## Work item
What is the number of lines in the records below holding the string "message"? Reply with it and nothing else.

## Supplied information
»»

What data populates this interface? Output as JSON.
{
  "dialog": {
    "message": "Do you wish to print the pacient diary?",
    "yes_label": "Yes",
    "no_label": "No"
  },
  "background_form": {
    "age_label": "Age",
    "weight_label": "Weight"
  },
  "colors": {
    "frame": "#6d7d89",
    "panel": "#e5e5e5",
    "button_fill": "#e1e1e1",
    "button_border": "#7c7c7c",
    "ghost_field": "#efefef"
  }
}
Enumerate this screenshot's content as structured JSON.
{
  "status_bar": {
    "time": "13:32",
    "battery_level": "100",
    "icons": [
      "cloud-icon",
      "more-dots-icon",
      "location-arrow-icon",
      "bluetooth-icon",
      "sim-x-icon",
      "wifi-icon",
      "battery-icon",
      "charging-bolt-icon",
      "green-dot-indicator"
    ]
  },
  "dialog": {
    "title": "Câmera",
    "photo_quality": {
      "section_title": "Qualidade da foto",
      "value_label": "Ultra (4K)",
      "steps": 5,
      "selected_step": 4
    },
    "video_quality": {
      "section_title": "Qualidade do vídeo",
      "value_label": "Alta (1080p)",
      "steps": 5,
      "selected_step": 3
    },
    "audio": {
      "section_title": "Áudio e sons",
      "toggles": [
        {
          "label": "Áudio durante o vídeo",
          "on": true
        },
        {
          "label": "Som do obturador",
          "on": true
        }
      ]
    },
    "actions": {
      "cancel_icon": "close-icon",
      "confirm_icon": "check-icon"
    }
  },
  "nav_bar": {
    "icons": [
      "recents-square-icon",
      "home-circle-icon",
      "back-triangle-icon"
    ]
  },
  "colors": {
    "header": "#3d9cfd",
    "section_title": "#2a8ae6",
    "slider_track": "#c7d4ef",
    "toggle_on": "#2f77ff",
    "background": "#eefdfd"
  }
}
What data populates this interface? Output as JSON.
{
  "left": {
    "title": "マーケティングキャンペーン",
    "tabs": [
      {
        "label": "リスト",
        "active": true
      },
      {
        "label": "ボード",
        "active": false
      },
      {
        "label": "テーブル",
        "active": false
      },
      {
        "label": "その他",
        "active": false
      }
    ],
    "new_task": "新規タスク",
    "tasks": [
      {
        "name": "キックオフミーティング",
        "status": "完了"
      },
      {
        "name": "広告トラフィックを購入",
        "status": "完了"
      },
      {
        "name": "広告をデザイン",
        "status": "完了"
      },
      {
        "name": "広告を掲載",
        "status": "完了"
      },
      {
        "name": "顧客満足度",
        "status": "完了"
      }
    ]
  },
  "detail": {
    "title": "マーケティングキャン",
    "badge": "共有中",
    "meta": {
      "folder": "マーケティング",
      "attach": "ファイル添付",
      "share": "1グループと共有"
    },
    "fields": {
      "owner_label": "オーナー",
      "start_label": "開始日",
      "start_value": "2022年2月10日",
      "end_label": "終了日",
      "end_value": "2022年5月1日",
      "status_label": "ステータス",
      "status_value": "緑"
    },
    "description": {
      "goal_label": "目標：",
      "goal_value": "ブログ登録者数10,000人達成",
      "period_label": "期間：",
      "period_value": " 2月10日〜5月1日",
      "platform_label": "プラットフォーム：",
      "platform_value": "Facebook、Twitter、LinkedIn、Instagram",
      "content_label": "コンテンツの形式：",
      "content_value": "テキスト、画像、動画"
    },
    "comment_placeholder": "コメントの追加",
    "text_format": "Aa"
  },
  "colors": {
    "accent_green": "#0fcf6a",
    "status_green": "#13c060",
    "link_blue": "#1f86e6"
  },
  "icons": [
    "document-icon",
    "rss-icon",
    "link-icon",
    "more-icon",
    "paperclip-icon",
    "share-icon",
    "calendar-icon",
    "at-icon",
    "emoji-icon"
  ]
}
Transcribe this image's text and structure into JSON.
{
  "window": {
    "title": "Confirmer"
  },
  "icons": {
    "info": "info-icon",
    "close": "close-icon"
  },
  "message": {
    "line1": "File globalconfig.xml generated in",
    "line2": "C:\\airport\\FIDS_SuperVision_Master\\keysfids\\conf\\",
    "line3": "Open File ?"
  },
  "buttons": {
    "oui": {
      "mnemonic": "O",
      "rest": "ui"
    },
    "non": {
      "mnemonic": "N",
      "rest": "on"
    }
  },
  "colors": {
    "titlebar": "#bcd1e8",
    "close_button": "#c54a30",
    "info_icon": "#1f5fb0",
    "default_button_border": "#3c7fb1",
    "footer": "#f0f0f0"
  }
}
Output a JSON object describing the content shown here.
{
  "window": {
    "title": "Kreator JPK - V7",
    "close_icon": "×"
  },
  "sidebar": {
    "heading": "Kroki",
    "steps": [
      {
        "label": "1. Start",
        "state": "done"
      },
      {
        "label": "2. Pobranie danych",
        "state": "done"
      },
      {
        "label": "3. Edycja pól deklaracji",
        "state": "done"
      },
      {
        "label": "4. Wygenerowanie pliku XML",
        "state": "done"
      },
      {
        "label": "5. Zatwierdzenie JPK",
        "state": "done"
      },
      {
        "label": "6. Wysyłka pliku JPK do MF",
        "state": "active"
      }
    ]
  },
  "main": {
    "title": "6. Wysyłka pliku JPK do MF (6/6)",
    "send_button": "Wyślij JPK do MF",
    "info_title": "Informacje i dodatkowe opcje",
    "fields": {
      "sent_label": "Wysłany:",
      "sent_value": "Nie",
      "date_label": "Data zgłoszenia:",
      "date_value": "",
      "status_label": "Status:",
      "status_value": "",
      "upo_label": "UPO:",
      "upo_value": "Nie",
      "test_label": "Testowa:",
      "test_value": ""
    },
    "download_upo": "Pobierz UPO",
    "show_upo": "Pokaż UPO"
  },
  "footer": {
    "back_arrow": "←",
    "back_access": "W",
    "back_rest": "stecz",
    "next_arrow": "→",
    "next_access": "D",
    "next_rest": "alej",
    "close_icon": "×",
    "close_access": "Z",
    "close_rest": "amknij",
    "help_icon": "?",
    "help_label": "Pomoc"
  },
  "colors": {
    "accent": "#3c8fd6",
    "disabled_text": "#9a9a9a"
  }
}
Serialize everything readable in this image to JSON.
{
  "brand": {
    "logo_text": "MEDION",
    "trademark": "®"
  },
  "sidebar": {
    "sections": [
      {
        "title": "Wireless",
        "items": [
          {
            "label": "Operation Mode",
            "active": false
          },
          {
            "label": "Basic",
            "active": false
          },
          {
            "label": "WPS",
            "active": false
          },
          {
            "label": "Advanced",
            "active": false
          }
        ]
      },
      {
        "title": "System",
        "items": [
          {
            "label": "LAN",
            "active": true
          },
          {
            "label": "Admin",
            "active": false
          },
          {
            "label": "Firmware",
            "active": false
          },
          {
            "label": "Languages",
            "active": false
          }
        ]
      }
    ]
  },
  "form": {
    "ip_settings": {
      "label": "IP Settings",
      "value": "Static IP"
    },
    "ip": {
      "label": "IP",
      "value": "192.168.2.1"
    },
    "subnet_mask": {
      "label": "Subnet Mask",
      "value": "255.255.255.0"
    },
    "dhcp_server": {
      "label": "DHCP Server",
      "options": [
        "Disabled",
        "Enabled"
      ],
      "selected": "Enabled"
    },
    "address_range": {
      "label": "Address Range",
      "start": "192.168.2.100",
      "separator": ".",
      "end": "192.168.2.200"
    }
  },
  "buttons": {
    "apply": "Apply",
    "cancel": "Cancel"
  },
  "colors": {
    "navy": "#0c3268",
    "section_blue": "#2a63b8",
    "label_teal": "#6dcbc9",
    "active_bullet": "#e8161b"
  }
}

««

## The completed task
2